I have a very similar boat: 1972 Catalina 27 with Evinrude 9.9 mounted through a hole in the transom. Evinrude and Johnson are the same motor.
As you've described, my motor does not really turn; it has no tiller of its own. Control lines are run to the cockpit for throttle, gears, and starting. This is pretty convenient.
: in forward is fine, though a bit delayed like you'd expect. 15 hp would probably solve that.
Response in reverse is pretty bad, but you can learn to compensate. The motor will not tilt-lock in reverse, meaning a sudden burst of power in reverse will lift the motor out of the water (I have actually tilted it up into the halfway-up-locked position just by reversing). Turning to starboard, you need to take it easy, power for a while, then drop to neutral to steer. Turning to port you can keep the motor in gear as prop walk (yes, outboards do it too, especially since they have a longer moment arm) and wash over the rudder will help you; the Catalina 27 loves to spin clockwise in place at precisely the least convenient time.

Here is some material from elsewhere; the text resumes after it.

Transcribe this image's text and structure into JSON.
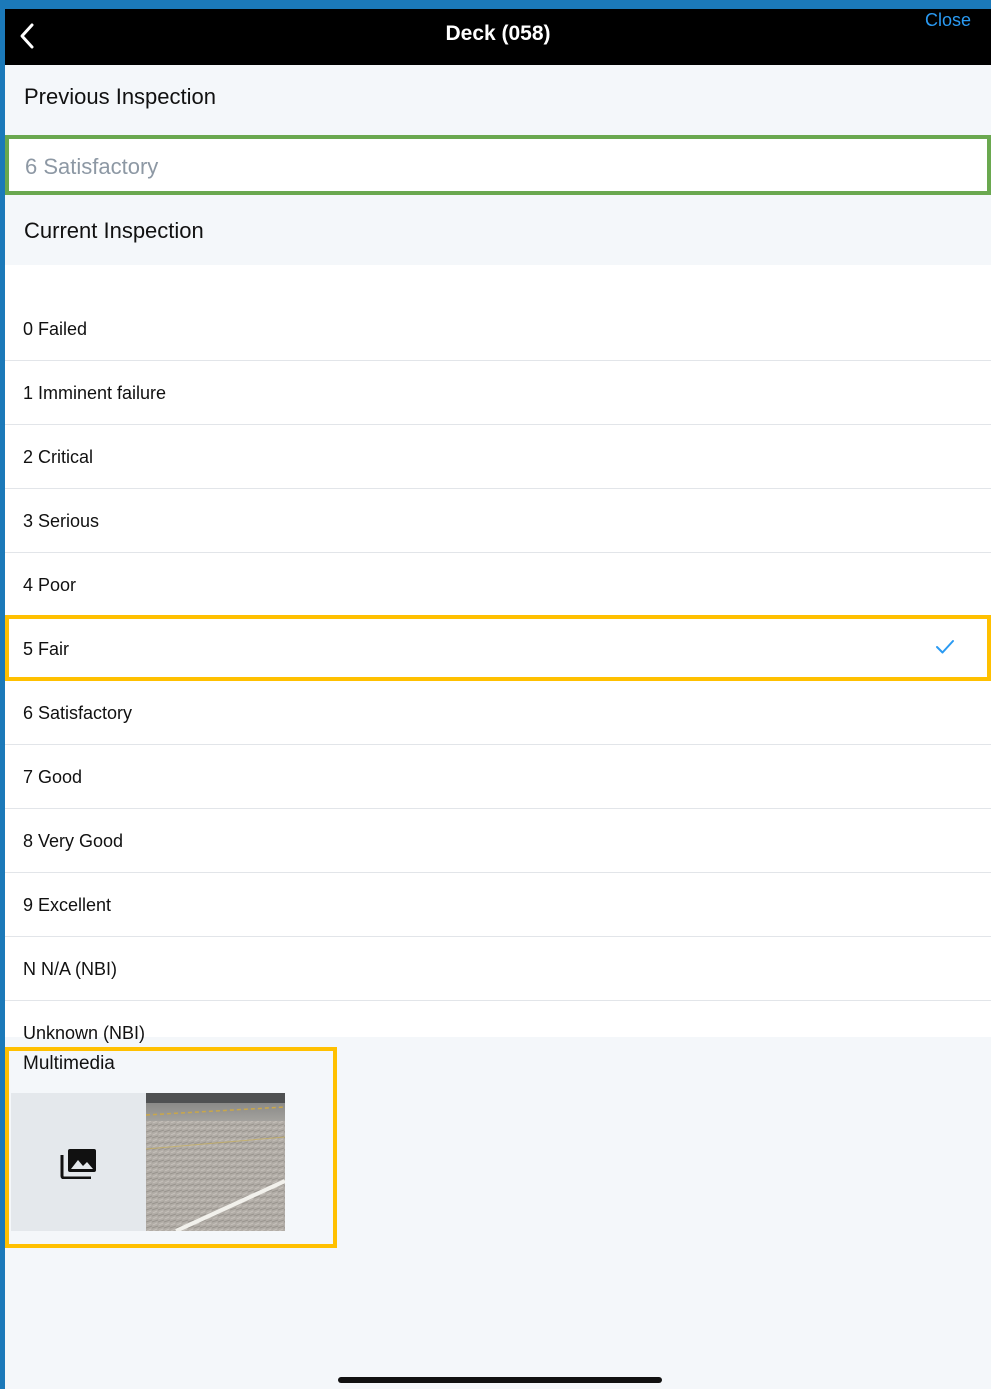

The response is such that docking and undocking in any kind of cross wind is always a major event, and I'm really not comfortable doing it alone after two years of practice.
: I have never gone over 5 knots with this motor. If you expect to fight a 5-knot current, expect to be waiting the current to go away.
: the motor is basically useless in a real sea; if you hit any weather, forget about getting help from the motor. I could barely bring the bow through the wind in 25-30 knots and and 4-6 foot seas. Do not expect the motor to be useful in "the ocean".
However, I plan to head to the outside of Vancouver Island this summer; I'll let you know how it performs
I have had to replace the starter motor on my Evinrude, a 1990, as well as repair some corrosion (or maybe erosion) in the cooling system. I'm currently getting some grief from the fuel system... probably not too unusual for a motor of that age, but be prepared to do some basic maintenance on such an old motor. Otherwise it's been fairly reliable.
In the end I'd say you're better off with a 15 hp motor, even if it will guzzle more gas. You'll feel much more secure in your ability to maneuver around the marina.
One thing to watch out for is the dimensions of a bigger motor. The Evinrude/Johnson 9.9 and 15 are the same motor, with the latter having a bigger carb and also being somehow retuned for higher RPMs. Otherwise I think it's the same overall size. Not so with other motors that you might replace them with; newer four strokes will be bigger and if your motor is indeed mounted through a transom hole, might not fit, or might fit and not tilt. I had this problem. The Evinrude tilts and has about 1/2" clearance when the after edge of the cowling passes through the hole.
Someday I hope to glass over that godforsaken hole and install a lift bracket. If you're still in the I-don't-have-a-motor-yet stage, I would strongly recommend installing a lift bracket and putting a 15 hp motor on it, either 2 or 4 stroke.
p.s. I feel like $650 is a bit steep for such an old motor.
Hope this helps. Let me know if you want to hear me complain any more about my motor